Fiscal Deficit For FY22 May Be A Touch Higher Than Budget Estimates
The government’s recent support measures, including the increased allocation of free foodgrain, could push the fiscal deficit for FY22 a little above the budget estimate of 6.8% of Gross Domestic Product, said economists.
Just like at the time of the first wave of Covid-19 infections, this time too the government has mostly relied on credit guarantee support to help stressed sectors. While these guarantees will not immediately add to the government's expenses, other provisions, particularly, the expanded food transfer scheme will.
Food transfers were extended until Diwali in June but reiterated as part of the relief package announced by the government on Monday.
Here’s what economists said a day after new measures were announced...
While the headline fiscal package of Rs 6.3 lakh crore (2.8% of GDP) appears large, the net cash outgo is much smaller at Rs 1.3 lakh crore (~0.6% of GDP) in FY22.
Revises its FY22 fiscal deficit forecast to 7.1% of GDP versus the budget target of 6.8% of GDP.
Keeping yields low in an environment of fiscal slip and rising inflation are likely to make for difficult policy choices for the Reserve Bank of India. “We maintain that policy normalisation is likely to begin in Q4 2021 (October-December).”
The nature of the economic support measures indicates that the government’s fiscal headroom remains stretched.

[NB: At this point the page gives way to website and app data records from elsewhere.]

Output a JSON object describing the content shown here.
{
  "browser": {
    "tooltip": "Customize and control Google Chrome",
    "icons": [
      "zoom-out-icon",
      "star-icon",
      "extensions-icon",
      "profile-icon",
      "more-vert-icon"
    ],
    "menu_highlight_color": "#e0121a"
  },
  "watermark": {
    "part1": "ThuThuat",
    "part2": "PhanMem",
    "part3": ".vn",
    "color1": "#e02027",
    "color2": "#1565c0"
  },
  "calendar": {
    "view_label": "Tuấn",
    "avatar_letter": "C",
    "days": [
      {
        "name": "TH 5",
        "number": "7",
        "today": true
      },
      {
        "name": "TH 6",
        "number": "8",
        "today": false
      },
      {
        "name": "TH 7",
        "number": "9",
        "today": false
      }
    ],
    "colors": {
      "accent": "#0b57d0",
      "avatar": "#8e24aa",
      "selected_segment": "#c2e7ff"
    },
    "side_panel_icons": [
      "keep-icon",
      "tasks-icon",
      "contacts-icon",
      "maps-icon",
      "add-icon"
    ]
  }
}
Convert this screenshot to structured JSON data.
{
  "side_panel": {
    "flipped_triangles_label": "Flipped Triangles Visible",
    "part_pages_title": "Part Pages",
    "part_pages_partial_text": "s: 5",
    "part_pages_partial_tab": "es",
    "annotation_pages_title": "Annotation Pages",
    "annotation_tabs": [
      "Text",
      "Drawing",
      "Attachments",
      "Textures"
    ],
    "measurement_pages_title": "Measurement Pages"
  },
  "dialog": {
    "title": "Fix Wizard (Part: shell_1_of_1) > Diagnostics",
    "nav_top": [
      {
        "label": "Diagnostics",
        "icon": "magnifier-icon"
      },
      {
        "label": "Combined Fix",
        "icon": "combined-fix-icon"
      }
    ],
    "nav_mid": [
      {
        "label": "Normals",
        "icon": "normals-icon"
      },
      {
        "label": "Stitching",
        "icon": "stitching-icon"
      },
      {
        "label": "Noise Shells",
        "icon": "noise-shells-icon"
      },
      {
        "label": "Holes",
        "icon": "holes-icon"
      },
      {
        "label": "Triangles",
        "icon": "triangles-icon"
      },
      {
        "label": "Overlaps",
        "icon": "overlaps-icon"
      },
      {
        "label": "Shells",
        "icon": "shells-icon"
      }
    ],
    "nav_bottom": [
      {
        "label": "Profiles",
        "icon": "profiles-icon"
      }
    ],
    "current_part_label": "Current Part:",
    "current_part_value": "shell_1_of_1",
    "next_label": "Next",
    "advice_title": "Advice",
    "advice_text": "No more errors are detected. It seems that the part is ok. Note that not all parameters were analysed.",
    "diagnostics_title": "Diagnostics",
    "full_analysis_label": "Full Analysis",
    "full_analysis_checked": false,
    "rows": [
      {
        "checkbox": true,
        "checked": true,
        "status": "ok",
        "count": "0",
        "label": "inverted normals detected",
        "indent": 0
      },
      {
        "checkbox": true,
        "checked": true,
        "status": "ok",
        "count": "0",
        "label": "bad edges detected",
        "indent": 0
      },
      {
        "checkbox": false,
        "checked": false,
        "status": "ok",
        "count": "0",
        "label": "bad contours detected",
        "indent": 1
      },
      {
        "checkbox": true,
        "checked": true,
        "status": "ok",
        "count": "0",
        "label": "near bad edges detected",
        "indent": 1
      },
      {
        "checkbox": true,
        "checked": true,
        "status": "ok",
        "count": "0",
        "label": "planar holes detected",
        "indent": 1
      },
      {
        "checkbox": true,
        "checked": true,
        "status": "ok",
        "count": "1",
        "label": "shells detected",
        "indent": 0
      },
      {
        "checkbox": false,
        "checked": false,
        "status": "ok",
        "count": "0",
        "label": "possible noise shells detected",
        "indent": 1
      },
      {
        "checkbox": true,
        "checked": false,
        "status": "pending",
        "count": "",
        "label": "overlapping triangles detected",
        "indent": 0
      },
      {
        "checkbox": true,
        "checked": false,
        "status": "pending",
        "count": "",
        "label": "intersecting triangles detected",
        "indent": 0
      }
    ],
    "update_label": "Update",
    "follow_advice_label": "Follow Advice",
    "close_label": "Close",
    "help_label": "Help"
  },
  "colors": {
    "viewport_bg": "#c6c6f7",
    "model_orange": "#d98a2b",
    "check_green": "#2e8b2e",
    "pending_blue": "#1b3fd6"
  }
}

Even with the relatively modest fiscal support measures announced thus far and given the potential risks of some revenue slippage on the disinvestments front, the FY22 fiscal deficit of the central government could end up rising closer to 7.5% of GDP versus the target of 6.8%.
Bond market sentiment has already soured after the higher-than-anticipated CPI print in May (6.3%yoy) – and further risks of outsized additional market borrowing to fund a higher fiscal deficit would only make matters worse and complicate the RBI’s monetary policy action.
SBI Economic Research
The fiscal impact of announcements made on Monday and earlier is not linear as substantial portion of the package is contingent liabilities.
Ignoring these, the immediate impact will be slightly more than Rs 1.23 lakh crore, which will be around 0.6% of the GDP.
IDFC First Bank Research
Estimates the actual additional fiscal cost at Rs 96,300 crore (or 0.4% of GDP).
The focus of the measures is to encourage credit flow to affected sectors such as MSMEs, healthcare, tourism and MFIs via loan guarantees.
The credit guarantees combined with the on-tap liquidity windows announced by the RBI earlier for healthcare and contact intensive sectors is likely to support credit flow.
In terms of impact on growth, Monday’s measures remain supply-side driven and will be effective once restrictions are eased and economic activity picks-up.
Watch a discussion on the impact of the government’s newest set of measures with CARE Ratings’ Madan Sabnavis and ICRA’s Aditi Nayar: